Exercise inputs START

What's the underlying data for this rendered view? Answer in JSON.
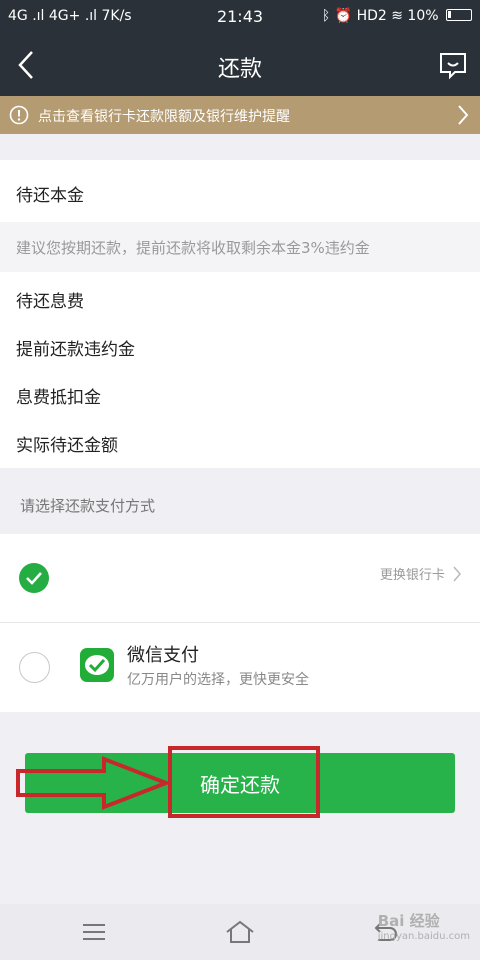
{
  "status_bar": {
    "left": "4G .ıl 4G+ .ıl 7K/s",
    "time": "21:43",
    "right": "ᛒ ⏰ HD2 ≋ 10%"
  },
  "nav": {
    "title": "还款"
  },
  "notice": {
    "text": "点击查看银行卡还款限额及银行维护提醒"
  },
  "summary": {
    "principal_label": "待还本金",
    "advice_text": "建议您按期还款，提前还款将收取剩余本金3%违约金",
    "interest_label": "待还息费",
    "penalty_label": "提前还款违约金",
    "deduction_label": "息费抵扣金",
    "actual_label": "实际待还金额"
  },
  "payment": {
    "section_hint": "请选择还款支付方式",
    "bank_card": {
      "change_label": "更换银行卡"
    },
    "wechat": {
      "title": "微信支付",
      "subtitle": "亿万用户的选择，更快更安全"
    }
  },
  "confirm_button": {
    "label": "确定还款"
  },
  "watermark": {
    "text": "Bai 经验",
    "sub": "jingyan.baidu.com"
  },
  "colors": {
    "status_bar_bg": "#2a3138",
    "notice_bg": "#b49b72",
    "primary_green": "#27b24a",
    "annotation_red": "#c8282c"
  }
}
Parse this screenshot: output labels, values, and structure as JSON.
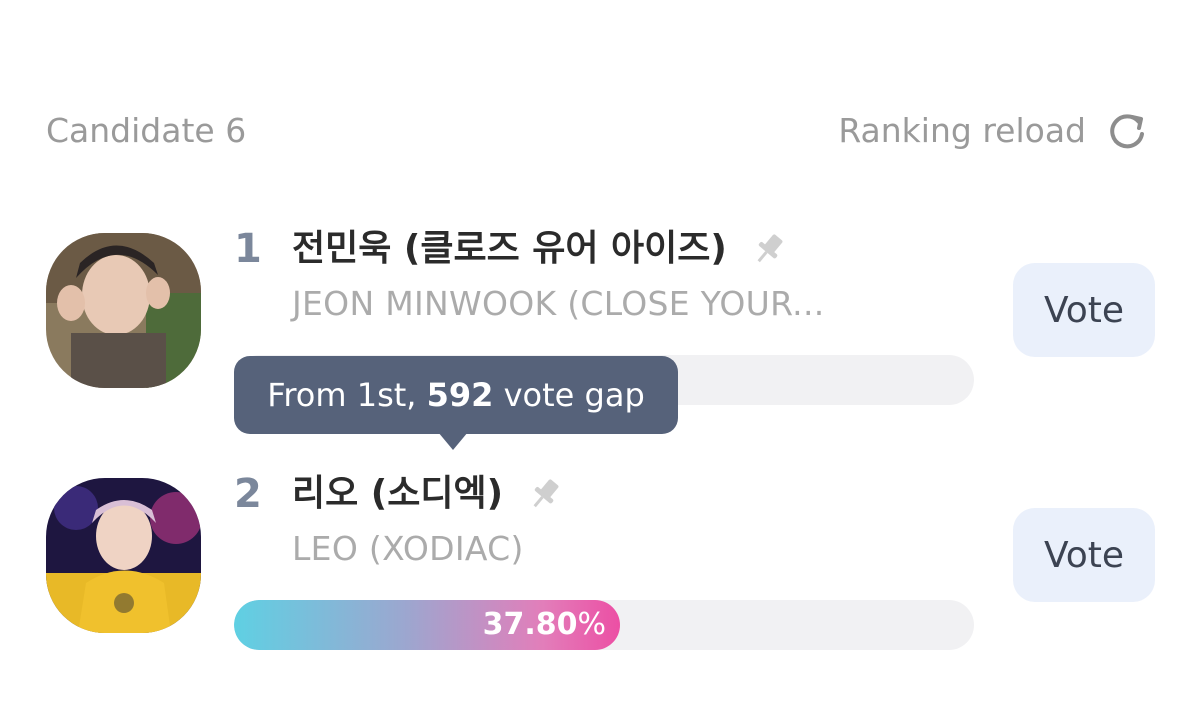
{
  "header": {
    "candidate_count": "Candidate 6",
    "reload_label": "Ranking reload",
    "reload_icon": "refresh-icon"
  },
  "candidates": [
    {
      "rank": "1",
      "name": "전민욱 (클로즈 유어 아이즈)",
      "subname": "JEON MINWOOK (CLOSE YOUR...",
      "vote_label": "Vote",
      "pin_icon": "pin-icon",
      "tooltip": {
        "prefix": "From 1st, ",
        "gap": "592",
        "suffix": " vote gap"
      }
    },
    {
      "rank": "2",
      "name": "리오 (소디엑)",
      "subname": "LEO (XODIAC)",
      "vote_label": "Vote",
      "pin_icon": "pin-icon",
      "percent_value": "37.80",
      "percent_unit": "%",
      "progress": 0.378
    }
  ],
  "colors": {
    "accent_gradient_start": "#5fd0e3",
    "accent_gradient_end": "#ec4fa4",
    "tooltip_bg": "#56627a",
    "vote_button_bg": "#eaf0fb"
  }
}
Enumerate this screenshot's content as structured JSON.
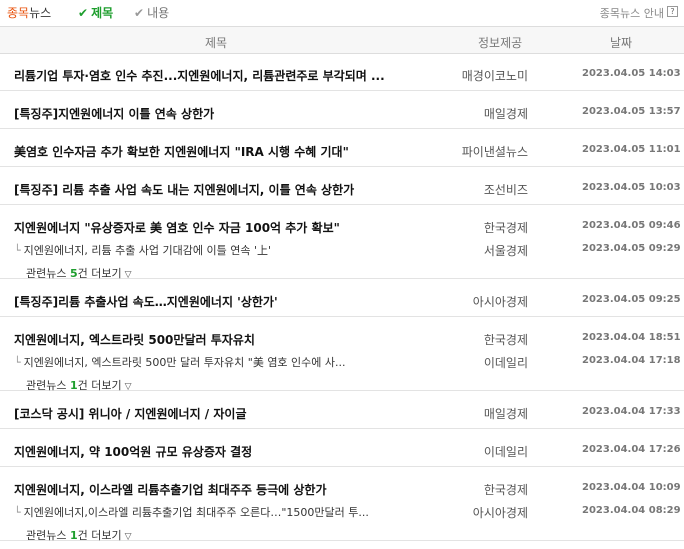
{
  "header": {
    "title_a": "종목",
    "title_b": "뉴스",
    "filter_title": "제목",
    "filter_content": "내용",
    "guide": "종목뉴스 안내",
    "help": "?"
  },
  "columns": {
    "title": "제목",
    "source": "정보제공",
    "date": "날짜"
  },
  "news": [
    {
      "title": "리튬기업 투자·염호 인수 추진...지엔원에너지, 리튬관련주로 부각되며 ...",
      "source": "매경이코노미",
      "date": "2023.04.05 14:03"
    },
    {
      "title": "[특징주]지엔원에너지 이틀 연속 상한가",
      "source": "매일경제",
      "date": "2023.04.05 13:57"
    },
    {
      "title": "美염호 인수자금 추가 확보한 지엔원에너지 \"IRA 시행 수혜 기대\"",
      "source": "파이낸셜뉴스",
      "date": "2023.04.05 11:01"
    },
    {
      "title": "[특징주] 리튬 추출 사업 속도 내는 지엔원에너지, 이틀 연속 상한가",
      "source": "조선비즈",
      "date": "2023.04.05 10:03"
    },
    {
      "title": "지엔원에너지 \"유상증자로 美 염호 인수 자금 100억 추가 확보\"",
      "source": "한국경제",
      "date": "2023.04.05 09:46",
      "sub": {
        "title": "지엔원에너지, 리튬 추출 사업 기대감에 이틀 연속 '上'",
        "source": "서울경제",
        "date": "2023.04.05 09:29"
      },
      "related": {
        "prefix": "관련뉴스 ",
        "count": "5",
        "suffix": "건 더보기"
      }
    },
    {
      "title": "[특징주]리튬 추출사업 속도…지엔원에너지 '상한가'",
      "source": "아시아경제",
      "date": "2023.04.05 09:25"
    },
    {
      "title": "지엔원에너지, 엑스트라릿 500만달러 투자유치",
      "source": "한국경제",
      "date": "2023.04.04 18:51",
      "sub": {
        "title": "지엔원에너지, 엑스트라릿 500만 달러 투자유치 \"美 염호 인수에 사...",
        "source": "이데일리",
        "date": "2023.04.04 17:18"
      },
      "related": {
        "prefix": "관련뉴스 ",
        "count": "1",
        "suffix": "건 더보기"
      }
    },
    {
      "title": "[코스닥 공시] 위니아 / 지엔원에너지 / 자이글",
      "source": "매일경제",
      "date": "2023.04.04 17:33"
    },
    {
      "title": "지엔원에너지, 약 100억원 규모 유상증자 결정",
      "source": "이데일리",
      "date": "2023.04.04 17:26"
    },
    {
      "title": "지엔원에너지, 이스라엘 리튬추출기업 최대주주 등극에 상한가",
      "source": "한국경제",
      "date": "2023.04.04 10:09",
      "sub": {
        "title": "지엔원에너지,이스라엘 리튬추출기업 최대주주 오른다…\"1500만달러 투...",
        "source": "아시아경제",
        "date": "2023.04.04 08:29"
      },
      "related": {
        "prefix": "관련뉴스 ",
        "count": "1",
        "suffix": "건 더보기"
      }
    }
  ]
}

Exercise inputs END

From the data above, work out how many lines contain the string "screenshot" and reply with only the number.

2